And that is true. But here is a little story to illustrate why I don't think all that much of legitimacy.
When I was in grad school, back in the 1980s, I had a creative writing professor who was something of a minor literary star. He'd won prizes and been given fellowships in Europe and stuff like that. He was a bit of a jerk, but he was definitely legit.
It happened that I made my first professional sale the term I was in his class. I wrote for children in those days and the sale was to Highlights for Children, and I was paid $100 for a tiny story of about 400 words. Nothing to sneeze at, even today.
When I told my professor about it, he made it very clear to me that such a sale was not a legitimate publication. It was not to be mentioned, even. Like I said, he was a jerk. Maybe more than a bit of a jerk. But he was legitimate. Nobody could argue that.
Over the span of the semester, though, I discovered a few things. Such as the fact that he couldn't sell books to save his life. He required his award-winning novels as texts for his classes to force students to buy them. (This, of course, and should have got him fired, but he was SUCH an admired artiste that people gave him a bye on it.)
My little story, in the meantime, was probably enjoyed by a great many more readers on its first run through Highlights than any of his books (perhaps all combined). And over the years, the magazine has resold the rights over and over and over again - and sent me a share of the proceeds. I just got a check this week for $138. I'm quite certain that the total proceeds are now more than the advance on the novel he forced us to buy.
I've come to realize that legitimacy is something that professor needed. He didn't have much else for his books. And that's not just because he was a jerk. Literary and academic writers all need it - even the ones who weren't jerks. Literary fiction just doesn't pay, it doesn't get distribution, so you've got to go with prestige to make it worth the cost and trouble.

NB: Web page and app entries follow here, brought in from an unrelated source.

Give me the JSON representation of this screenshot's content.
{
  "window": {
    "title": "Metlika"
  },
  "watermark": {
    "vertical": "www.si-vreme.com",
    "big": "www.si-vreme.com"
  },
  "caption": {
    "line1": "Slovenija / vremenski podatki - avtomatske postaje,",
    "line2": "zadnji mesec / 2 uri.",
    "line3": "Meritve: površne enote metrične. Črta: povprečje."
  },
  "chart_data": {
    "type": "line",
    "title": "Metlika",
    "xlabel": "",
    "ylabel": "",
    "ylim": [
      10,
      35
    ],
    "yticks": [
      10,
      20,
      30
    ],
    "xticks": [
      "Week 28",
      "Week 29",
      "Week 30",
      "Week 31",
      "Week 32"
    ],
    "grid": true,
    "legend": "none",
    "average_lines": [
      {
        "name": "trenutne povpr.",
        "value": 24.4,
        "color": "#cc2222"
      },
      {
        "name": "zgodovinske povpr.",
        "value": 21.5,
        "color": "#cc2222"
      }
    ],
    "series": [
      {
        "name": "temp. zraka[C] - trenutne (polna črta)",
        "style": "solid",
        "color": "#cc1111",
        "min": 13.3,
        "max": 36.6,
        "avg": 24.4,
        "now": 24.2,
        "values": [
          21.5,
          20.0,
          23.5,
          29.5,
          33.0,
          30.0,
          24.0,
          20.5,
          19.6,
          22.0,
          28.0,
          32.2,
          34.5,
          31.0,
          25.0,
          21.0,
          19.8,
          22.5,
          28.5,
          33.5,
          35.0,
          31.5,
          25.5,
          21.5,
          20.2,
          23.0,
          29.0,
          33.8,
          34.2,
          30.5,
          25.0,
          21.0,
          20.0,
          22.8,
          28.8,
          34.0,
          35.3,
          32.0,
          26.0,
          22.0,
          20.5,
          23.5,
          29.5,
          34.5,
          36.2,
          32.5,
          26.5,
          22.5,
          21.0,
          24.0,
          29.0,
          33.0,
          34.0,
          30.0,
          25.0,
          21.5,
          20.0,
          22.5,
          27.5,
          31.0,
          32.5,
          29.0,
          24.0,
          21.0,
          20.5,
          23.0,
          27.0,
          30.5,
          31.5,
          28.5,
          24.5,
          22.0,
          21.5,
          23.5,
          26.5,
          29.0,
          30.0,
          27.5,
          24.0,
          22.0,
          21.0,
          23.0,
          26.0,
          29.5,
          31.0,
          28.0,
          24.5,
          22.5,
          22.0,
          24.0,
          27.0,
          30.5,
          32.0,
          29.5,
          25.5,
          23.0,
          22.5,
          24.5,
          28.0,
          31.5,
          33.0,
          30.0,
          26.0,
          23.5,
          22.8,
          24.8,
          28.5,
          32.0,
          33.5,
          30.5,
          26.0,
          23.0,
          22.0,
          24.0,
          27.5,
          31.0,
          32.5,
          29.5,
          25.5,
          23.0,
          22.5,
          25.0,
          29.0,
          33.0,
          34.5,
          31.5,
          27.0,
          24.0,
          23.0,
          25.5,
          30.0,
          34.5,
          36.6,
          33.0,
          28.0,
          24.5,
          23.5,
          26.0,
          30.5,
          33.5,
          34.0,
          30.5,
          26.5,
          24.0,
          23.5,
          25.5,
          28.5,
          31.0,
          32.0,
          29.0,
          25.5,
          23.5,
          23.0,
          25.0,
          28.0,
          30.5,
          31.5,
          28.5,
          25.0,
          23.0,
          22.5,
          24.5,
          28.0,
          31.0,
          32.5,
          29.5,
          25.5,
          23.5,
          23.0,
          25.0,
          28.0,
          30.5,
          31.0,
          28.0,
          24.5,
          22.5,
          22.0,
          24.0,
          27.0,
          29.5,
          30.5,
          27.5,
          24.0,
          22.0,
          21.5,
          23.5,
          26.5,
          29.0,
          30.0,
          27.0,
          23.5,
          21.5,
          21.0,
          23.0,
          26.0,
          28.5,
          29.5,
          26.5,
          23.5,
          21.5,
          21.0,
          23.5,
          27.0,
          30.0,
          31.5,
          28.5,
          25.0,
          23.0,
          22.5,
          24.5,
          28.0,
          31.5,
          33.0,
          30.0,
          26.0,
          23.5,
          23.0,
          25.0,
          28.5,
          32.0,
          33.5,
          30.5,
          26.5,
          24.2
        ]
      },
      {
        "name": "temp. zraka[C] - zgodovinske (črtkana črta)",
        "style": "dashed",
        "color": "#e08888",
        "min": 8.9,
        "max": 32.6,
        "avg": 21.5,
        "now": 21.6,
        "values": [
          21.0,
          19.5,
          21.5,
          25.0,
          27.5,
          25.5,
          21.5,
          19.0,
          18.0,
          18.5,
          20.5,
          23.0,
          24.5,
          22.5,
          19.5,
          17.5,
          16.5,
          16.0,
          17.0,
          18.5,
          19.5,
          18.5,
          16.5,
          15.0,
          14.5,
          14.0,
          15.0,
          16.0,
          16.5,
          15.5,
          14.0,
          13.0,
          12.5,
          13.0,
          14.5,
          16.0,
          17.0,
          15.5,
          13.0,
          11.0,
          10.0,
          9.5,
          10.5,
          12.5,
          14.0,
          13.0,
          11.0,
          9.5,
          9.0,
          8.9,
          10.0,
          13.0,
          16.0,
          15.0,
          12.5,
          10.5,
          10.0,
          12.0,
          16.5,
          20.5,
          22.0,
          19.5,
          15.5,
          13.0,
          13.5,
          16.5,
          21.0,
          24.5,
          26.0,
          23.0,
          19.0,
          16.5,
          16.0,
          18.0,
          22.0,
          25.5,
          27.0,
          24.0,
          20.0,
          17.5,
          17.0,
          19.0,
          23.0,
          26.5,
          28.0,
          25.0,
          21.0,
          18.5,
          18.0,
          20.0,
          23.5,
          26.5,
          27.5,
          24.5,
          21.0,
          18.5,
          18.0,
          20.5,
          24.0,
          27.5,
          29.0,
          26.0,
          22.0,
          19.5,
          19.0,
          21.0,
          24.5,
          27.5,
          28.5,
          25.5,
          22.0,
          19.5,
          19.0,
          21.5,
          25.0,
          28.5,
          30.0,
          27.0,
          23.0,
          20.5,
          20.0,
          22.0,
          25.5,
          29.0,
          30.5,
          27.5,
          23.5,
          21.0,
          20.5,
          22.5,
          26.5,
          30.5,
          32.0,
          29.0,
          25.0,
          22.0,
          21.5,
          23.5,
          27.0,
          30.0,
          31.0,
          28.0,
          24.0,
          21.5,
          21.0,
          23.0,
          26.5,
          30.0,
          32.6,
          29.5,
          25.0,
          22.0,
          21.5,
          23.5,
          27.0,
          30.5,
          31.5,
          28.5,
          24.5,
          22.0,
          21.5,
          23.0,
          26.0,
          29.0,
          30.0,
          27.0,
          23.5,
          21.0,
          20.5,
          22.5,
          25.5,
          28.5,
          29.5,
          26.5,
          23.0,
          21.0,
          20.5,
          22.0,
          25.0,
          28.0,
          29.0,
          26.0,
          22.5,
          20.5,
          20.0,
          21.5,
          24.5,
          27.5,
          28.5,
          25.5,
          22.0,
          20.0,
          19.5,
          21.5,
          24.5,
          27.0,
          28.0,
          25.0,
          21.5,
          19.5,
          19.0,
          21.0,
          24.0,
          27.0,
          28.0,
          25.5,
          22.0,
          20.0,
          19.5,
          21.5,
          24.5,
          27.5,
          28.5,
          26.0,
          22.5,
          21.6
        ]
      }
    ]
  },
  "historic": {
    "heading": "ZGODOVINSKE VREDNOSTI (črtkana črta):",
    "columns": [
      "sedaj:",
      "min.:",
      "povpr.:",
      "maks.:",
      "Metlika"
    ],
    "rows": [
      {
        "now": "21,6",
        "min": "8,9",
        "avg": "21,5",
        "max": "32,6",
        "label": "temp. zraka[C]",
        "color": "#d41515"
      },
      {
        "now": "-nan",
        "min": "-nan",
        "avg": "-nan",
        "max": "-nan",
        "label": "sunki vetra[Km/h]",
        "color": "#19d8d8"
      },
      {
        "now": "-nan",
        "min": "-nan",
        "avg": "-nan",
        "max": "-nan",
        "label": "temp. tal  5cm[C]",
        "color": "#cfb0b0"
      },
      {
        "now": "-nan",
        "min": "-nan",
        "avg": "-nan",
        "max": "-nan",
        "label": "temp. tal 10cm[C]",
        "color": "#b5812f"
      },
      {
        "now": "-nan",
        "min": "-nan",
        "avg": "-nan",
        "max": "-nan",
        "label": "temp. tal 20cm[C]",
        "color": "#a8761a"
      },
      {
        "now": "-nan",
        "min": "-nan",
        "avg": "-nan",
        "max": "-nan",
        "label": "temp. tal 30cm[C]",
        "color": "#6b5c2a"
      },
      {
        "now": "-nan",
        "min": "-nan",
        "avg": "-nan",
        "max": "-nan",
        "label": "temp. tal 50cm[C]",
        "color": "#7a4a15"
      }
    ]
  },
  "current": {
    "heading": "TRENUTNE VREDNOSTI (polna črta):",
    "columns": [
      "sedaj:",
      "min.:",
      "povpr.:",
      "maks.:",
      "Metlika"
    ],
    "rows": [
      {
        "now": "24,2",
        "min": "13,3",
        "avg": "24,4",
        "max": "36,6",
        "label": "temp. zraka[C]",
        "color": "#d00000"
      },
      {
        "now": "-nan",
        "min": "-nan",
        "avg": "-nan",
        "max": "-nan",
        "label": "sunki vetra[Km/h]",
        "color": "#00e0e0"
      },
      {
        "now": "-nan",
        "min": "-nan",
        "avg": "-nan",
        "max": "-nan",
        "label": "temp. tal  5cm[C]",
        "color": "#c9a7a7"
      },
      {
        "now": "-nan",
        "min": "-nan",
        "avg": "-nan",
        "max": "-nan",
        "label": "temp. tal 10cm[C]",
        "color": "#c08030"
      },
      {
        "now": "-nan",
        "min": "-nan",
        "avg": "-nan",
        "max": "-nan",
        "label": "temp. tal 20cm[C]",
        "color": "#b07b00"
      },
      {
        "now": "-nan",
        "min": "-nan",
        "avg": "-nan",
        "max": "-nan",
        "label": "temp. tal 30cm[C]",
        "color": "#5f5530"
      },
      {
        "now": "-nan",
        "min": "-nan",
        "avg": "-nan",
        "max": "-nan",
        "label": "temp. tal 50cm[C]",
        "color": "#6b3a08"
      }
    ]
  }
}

I learned early that legitimacy was never something I needed.
But now, on recalling this, I am twice as excited about the future. I realize now that even literary writers are no longer dependent on legitimacy. (Not unless they wanna be, or they want to go into academia.) The thing that forced literary writers - even the ones who were not jerks - to be so dependent on legitimacy was the fact that it's so darned expensive to be published. You needed some kind of justification for the powers that be to spend the money to grant you access to readers.
And that was also the problem for self-publishers, who didn't even have legitimacy - so no access to readers.
Well, now everyone has access to readers. And that includes the poets and literary writers and delusional dreamers.
I am grateful to Highlights for the access they have granted me over the years, and I hope they will continue to make connections with readers for me forever. I am grateful to all the publishers out there who made these connections possible for all writers.
Legitimacy was a ticket to those connections. But it has less and less importance and figures in smaller and more specialized audiences all the time. Publishers still have a lot to offer, imho, but legitimacy is the weakest of the bunch.